TASK MATERIAL
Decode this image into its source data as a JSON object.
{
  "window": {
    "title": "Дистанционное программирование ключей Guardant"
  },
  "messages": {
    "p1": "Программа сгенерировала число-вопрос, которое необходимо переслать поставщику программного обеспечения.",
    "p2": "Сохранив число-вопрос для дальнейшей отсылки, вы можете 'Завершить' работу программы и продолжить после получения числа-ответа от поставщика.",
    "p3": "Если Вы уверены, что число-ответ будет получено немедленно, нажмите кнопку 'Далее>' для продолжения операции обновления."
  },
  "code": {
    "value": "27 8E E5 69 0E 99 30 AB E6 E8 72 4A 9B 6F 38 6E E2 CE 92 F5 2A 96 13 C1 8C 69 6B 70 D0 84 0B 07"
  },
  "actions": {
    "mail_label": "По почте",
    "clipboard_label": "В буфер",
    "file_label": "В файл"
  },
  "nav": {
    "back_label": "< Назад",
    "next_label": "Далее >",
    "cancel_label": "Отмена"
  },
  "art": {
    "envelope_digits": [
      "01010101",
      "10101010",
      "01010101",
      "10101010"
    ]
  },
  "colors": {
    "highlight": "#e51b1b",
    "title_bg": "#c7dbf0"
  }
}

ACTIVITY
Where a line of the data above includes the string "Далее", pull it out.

ANSWER TO THIS TASK
    "p3": "Если Вы уверены, что число-ответ будет получено немедленно, нажмите кнопку 'Далее>' для продолжения операции обновления."
    "next_label": "Далее >",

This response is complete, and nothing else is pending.